## ACTIVITY
Search the data for the word "text" and copy each line that has it.

## Entries from a dataset of interfaces
>>>>>
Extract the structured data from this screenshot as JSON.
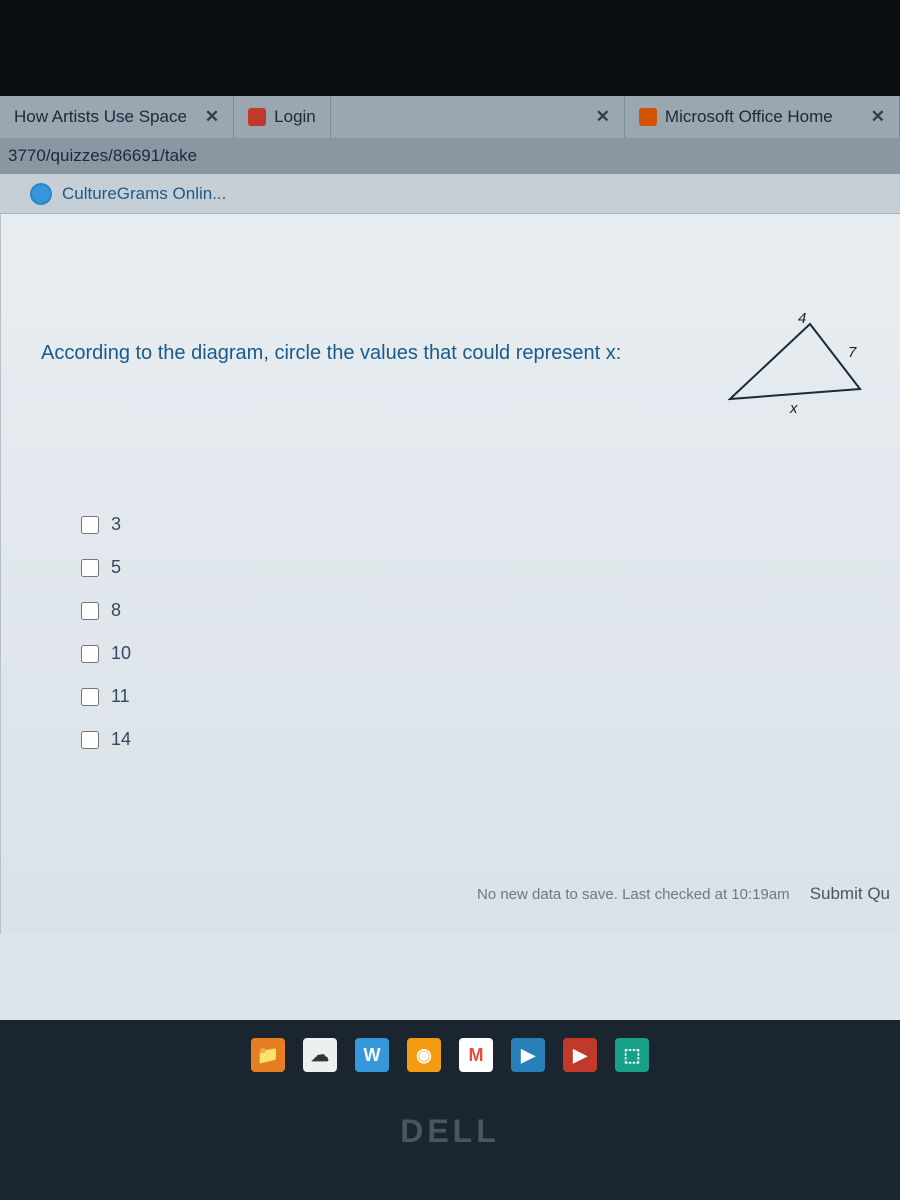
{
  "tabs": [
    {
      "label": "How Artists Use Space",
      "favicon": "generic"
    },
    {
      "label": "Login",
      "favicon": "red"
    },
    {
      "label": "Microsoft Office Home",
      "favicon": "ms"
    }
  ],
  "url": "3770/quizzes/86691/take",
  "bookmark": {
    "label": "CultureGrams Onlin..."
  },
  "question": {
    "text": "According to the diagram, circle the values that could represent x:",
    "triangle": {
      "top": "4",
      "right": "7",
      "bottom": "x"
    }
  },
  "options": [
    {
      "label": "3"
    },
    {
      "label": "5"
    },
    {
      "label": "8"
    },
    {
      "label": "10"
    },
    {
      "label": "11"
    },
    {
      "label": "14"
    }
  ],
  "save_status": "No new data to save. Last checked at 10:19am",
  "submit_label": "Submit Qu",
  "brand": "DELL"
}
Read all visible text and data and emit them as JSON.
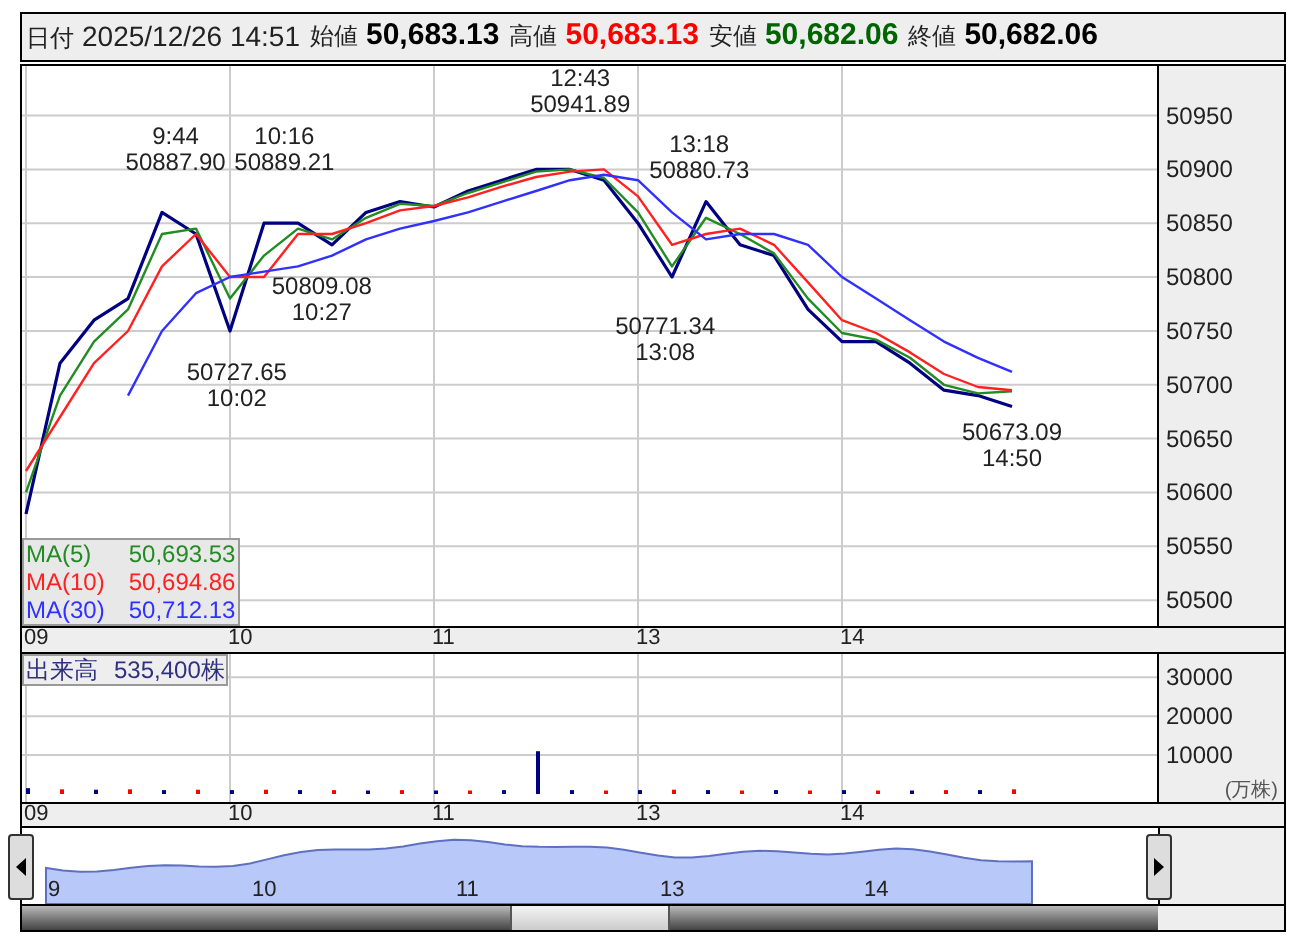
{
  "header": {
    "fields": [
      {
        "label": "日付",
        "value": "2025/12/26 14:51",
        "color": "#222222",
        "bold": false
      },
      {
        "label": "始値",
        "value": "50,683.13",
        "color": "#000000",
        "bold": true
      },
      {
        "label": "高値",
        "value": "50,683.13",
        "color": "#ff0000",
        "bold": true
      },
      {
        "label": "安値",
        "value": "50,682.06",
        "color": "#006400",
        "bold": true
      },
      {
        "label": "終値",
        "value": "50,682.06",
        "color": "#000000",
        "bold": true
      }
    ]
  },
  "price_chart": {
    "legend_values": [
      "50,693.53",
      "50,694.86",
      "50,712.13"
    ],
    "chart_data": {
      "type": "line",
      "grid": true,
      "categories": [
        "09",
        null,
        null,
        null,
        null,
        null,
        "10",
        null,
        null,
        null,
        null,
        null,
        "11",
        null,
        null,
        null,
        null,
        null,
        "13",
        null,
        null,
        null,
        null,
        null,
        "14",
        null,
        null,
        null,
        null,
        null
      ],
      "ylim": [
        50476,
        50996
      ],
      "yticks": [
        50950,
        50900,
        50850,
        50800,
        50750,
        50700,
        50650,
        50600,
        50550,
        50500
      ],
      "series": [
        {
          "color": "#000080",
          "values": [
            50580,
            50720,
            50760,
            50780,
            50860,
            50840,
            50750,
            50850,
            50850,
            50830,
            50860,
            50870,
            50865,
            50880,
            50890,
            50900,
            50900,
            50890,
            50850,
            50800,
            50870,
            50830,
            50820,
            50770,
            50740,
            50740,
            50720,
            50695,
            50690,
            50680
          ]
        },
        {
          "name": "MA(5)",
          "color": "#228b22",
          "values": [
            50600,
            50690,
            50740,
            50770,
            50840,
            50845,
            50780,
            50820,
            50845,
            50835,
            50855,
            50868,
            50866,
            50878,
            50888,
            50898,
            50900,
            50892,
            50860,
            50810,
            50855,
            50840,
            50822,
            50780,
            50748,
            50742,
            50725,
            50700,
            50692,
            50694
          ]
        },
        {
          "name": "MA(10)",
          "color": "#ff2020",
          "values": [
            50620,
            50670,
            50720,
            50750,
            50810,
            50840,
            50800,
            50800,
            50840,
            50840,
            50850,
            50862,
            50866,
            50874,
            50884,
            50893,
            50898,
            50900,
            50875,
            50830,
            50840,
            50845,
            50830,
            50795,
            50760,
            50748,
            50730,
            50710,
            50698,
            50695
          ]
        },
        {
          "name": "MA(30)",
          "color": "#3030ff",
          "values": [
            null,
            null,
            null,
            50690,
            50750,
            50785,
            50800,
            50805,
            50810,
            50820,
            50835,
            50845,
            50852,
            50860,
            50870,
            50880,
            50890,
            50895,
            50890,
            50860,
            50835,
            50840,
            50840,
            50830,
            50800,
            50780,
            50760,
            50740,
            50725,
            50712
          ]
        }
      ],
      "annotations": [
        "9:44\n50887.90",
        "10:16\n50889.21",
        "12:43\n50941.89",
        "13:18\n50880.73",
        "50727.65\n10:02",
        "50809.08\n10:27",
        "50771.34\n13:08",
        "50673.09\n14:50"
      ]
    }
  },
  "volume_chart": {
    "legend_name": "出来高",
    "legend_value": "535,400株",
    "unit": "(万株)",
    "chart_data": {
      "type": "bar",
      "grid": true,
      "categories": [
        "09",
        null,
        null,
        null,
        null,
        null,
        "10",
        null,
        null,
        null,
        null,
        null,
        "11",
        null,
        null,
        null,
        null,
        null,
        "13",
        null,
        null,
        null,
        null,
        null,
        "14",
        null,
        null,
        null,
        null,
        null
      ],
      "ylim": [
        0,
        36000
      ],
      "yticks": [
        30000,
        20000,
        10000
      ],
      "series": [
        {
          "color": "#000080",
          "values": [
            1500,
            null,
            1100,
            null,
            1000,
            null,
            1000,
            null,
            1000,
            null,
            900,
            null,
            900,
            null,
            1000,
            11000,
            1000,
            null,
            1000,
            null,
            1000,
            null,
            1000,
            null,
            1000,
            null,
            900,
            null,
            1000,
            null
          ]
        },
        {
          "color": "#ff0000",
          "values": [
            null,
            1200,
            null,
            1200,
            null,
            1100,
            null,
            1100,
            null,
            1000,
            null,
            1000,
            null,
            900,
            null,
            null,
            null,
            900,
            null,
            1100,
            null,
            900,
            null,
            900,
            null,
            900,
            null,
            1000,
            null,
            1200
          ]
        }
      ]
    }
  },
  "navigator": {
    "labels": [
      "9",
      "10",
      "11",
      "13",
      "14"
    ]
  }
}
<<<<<
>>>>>
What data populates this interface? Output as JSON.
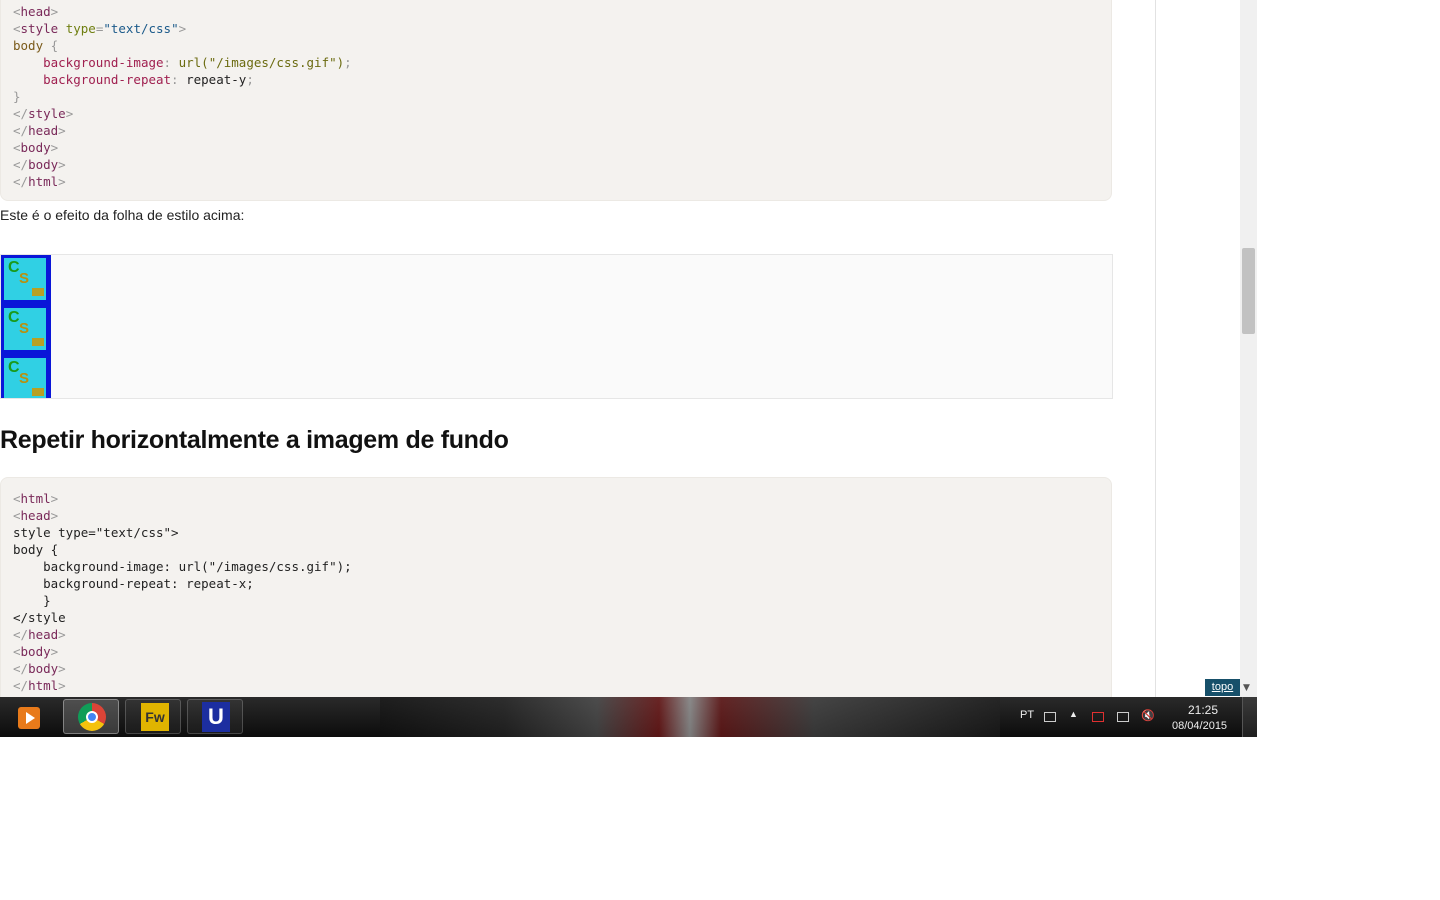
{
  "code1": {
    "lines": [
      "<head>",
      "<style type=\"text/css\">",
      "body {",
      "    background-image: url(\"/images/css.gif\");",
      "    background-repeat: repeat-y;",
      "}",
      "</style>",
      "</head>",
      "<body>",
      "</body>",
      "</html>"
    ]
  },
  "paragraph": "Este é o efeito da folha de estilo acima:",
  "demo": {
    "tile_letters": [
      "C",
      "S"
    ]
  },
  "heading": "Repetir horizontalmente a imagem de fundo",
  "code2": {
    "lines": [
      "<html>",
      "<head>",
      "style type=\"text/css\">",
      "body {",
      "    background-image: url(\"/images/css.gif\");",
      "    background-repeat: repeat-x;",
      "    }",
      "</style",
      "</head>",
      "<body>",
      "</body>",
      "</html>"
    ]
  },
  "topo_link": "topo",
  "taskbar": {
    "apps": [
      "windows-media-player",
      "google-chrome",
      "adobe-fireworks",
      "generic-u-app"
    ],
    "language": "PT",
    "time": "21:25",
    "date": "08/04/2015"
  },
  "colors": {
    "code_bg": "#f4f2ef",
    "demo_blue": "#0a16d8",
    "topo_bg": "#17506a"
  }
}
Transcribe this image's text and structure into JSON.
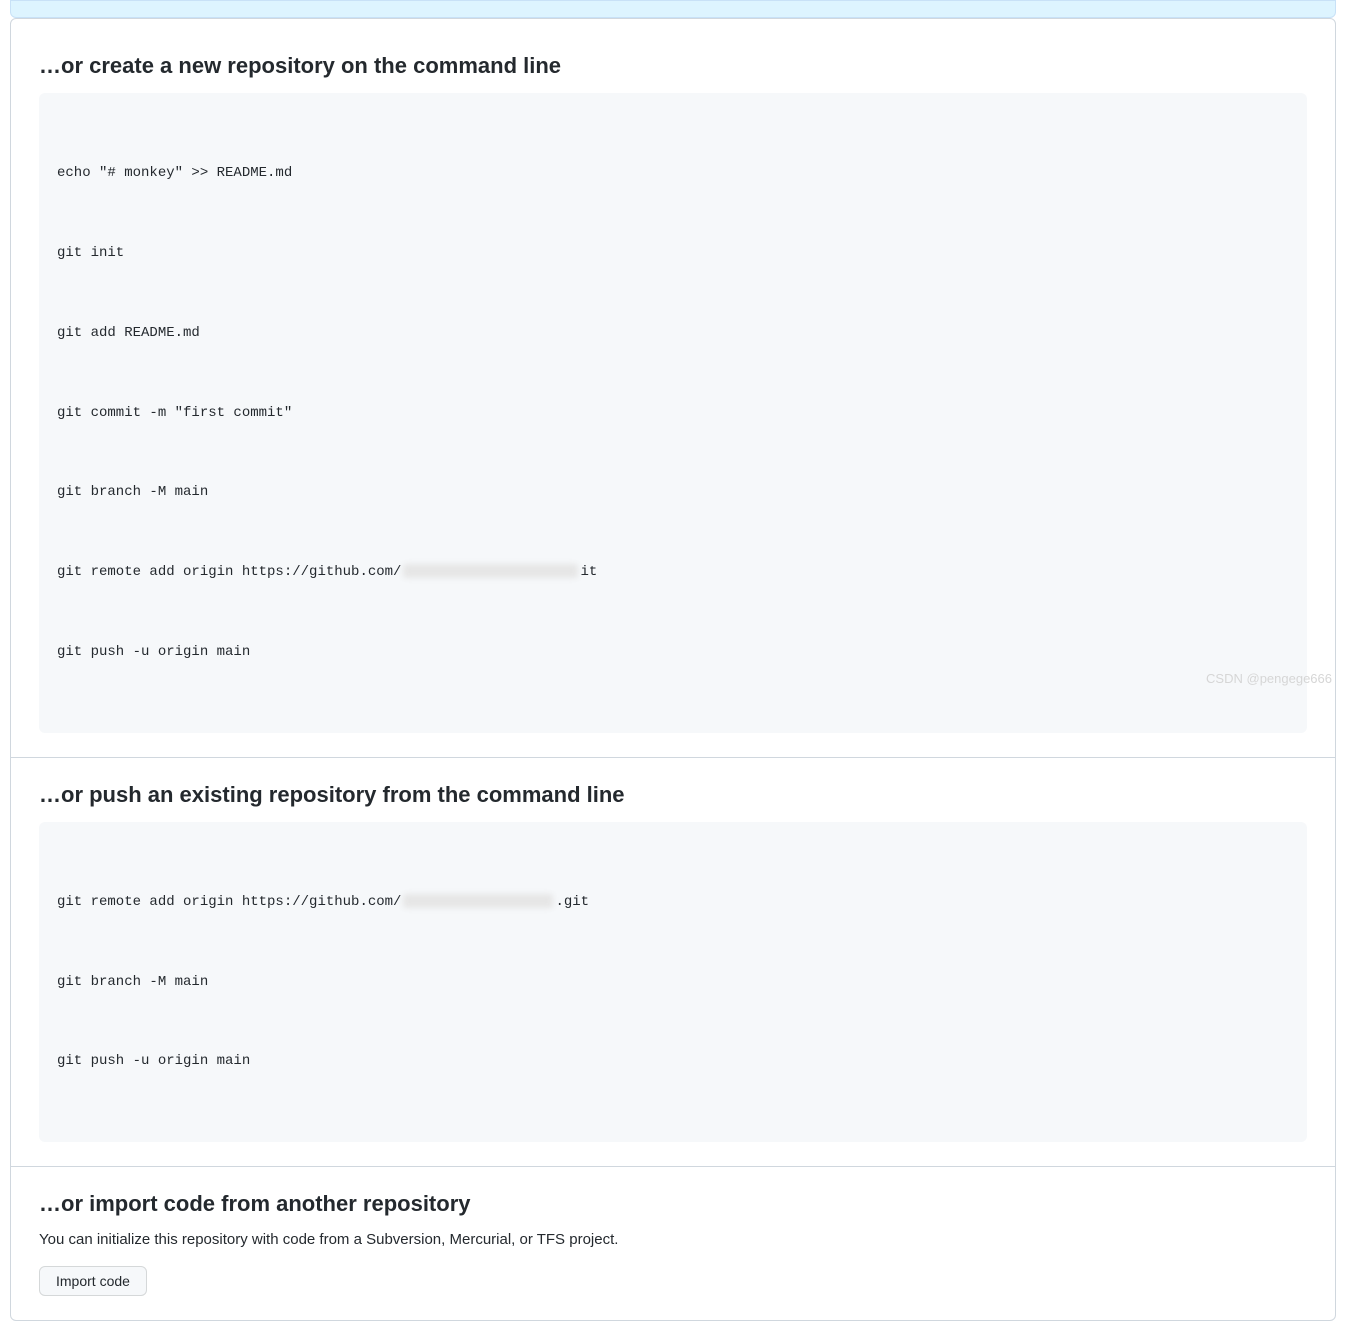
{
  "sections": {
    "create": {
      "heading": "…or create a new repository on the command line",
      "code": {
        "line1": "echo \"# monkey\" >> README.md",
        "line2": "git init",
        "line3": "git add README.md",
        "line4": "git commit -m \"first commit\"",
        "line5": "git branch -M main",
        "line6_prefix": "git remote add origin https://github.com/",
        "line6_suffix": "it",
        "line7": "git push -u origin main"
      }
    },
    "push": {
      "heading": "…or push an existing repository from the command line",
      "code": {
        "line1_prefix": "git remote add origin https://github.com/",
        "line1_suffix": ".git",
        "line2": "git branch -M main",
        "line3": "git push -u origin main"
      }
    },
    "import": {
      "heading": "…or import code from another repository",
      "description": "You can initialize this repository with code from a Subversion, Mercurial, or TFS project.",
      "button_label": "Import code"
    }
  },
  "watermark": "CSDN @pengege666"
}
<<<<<
## ANSWER FOR THE TASK
    "text": "According to the diagram, circle the values that could represent x:",
Read all visible text and data and emit them as JSON.
      "<style type=\"text/css\">",
      "style type=\"text/css\">",
Transcribe this image's text and structure into JSON.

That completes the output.